Data excerpts
------

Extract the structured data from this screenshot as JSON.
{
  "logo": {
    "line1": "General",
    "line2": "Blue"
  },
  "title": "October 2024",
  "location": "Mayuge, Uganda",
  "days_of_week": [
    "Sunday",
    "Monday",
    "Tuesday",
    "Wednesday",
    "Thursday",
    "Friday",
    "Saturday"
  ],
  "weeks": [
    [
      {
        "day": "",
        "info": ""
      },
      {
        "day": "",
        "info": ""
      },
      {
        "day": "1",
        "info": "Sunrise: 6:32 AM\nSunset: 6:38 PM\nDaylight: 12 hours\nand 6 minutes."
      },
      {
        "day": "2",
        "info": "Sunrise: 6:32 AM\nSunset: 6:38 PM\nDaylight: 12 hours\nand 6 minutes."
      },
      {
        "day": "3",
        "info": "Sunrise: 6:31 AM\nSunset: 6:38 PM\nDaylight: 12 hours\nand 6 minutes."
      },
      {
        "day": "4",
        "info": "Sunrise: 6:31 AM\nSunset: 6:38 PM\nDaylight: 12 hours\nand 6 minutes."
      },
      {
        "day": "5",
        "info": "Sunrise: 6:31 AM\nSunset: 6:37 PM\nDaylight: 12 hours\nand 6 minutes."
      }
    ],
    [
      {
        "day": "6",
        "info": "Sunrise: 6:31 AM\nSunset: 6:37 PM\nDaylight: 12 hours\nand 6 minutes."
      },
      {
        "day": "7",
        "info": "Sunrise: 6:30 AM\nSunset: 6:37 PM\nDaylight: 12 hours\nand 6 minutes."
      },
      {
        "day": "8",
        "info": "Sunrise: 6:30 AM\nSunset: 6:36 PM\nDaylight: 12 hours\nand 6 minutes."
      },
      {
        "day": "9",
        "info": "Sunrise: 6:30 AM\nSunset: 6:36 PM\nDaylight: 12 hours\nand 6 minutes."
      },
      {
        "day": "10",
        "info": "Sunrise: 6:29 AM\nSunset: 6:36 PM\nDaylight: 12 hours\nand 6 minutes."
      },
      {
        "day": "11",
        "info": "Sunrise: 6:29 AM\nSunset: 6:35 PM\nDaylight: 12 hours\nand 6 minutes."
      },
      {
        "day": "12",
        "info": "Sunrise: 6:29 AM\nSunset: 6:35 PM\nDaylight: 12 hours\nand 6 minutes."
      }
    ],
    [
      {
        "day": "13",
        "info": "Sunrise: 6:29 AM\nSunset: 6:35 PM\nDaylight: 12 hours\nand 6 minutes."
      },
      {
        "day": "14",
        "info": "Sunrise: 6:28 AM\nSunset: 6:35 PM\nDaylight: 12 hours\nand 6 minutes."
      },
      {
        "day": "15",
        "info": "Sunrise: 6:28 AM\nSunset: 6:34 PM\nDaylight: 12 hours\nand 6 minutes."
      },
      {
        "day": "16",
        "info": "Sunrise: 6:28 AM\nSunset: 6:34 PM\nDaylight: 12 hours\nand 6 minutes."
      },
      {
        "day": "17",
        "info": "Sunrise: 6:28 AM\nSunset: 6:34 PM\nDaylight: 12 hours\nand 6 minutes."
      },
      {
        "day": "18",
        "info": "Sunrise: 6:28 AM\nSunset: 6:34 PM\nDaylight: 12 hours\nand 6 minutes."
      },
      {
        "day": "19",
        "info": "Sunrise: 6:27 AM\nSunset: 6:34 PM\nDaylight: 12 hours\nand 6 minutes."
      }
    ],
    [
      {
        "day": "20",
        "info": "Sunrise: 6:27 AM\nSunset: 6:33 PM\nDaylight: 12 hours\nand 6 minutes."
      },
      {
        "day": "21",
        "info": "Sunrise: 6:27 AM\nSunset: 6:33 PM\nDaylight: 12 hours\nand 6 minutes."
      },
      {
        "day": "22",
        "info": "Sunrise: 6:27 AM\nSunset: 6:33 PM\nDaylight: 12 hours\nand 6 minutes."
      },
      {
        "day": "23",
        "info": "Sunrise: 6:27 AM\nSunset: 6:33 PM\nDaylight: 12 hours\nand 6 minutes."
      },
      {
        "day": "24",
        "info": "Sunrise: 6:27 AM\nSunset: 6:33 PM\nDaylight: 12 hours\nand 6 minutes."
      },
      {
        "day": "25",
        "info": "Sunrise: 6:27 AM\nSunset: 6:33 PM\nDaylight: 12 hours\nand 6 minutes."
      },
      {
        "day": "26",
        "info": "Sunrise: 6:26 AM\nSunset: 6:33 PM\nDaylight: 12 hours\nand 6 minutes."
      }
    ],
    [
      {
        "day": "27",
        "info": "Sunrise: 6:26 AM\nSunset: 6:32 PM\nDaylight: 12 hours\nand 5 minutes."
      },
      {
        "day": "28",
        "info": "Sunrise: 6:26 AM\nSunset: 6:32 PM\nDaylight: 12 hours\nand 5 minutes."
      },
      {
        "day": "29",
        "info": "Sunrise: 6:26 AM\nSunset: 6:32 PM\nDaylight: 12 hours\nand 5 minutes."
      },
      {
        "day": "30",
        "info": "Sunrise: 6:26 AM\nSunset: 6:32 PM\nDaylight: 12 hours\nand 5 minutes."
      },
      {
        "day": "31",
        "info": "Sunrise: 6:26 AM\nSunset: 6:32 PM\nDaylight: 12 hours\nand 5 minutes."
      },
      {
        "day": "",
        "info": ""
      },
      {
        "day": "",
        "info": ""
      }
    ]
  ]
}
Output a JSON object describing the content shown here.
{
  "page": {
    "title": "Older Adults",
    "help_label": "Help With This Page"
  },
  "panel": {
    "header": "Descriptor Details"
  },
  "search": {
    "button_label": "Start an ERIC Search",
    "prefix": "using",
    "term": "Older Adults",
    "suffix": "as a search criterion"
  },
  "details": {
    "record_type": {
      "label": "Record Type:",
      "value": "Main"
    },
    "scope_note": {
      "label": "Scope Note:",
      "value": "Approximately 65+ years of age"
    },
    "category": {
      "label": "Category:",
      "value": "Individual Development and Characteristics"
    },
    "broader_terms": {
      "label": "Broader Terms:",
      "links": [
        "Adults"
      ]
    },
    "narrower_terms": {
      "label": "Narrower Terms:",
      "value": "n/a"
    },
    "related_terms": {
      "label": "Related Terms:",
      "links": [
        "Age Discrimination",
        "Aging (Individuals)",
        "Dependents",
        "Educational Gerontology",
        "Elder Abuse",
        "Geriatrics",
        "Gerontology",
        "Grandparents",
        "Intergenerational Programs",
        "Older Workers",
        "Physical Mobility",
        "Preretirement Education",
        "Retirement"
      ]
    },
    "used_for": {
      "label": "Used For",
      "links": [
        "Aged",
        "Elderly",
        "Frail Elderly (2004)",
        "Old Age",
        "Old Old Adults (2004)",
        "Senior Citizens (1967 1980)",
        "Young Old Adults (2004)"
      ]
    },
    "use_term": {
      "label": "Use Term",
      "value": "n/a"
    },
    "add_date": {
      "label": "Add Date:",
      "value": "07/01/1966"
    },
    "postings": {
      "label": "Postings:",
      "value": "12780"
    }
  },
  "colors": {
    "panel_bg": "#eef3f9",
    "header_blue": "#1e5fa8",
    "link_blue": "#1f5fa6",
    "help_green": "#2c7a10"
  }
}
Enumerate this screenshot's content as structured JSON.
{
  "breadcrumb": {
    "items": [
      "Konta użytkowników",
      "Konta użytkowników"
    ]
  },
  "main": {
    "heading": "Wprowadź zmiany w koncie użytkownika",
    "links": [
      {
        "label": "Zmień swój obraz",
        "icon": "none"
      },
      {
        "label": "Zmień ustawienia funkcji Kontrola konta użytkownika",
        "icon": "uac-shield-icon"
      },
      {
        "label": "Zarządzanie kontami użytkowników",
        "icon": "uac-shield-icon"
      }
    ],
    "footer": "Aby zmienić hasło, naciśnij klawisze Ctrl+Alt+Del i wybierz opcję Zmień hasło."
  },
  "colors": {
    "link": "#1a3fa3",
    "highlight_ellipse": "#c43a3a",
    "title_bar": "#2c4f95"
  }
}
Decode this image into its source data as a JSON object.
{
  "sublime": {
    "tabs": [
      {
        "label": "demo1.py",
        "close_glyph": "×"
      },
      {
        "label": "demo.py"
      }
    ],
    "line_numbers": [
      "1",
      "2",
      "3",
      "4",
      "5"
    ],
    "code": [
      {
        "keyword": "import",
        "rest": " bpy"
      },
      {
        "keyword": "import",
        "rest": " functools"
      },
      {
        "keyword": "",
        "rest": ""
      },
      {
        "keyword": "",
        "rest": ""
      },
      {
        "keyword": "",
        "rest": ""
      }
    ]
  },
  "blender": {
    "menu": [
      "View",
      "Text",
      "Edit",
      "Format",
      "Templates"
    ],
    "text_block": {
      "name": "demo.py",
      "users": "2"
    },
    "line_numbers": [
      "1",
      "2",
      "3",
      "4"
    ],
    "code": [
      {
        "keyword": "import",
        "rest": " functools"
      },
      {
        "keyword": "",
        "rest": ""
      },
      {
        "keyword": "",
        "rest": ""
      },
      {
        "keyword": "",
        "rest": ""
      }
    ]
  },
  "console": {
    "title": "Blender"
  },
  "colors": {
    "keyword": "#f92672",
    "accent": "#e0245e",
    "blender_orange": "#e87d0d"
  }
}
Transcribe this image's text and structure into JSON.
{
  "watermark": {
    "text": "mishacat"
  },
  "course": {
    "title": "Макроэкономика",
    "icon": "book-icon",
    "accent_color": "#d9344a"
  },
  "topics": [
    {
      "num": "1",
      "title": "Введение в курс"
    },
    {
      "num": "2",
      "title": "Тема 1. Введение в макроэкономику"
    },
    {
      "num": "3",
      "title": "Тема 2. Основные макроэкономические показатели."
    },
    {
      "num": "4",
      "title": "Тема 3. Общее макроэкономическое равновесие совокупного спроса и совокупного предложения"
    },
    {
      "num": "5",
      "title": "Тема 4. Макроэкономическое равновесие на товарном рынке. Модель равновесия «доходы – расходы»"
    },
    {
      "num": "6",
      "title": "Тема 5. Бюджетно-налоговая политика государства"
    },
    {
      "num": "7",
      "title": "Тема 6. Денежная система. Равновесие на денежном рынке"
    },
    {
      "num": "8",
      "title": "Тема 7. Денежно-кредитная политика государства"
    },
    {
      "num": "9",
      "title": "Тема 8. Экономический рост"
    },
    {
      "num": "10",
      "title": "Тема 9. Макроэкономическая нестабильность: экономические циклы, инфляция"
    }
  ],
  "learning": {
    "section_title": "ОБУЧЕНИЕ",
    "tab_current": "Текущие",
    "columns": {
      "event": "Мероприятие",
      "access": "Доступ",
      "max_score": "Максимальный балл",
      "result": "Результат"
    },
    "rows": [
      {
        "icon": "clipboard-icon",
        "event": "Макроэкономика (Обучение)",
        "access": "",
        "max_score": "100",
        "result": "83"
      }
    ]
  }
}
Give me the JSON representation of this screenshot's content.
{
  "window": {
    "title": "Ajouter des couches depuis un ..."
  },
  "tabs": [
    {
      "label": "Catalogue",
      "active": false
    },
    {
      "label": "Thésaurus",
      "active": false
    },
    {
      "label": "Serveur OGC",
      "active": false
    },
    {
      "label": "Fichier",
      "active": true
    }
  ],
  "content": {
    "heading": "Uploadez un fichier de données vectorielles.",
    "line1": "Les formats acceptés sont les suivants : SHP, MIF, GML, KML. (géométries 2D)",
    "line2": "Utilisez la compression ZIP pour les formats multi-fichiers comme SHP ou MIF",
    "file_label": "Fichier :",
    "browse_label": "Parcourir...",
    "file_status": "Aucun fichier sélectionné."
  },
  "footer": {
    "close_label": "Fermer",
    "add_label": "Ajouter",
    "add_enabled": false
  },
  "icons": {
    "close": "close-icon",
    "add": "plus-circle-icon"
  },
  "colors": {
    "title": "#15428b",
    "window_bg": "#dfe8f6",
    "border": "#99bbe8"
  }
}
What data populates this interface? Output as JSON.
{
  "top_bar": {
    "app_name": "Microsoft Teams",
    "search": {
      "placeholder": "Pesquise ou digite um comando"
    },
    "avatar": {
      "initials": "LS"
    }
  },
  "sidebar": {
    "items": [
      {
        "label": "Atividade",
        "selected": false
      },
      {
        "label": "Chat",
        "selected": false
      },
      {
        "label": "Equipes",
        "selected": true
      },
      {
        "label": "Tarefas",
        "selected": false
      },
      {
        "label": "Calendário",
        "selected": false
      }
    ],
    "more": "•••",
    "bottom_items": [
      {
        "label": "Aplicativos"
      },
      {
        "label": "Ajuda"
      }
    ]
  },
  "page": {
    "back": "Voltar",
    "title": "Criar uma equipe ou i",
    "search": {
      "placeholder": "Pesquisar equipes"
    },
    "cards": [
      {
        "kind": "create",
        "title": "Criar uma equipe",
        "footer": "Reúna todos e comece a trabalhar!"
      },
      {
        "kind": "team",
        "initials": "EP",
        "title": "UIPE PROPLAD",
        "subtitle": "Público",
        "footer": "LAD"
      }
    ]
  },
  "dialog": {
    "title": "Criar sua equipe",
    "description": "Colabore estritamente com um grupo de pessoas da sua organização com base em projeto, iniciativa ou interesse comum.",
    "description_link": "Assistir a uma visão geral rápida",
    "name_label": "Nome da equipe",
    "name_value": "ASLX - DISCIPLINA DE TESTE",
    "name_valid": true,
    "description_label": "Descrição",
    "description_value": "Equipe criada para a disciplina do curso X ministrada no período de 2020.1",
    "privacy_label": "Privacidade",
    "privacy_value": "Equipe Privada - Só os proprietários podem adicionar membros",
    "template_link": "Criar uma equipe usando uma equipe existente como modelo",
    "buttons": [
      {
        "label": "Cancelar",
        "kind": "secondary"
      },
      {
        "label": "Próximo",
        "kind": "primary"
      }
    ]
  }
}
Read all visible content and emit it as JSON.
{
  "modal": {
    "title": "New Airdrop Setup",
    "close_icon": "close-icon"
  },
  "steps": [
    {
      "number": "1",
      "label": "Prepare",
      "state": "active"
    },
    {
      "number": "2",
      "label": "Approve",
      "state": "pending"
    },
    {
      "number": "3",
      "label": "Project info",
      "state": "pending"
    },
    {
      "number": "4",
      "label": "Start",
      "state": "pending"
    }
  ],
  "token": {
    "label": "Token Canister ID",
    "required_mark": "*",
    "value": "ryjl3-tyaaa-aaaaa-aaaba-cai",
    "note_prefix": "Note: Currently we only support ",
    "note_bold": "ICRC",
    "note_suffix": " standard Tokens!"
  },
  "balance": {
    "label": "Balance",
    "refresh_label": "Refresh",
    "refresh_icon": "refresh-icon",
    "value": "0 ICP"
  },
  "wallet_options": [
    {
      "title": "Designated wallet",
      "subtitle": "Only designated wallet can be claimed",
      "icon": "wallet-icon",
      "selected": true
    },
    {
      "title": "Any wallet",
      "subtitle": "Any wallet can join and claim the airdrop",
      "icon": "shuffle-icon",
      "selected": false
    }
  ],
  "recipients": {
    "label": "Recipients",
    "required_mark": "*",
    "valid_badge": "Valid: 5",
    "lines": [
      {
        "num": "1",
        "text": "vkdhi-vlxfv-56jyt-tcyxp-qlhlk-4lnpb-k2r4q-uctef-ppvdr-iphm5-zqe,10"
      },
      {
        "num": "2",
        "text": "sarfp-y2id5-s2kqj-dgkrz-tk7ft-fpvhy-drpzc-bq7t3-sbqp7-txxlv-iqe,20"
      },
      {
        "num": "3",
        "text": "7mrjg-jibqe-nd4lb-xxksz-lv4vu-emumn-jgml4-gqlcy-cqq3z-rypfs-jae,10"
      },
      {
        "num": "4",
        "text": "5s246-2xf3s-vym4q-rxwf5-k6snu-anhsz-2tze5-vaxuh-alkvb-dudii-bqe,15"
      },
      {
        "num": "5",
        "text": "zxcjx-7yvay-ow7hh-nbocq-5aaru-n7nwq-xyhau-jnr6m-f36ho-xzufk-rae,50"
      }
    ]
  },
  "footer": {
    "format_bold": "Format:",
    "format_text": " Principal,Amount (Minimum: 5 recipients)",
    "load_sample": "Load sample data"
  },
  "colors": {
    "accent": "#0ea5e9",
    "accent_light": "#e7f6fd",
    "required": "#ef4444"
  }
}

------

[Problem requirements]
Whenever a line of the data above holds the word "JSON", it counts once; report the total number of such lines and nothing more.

[Your response]
8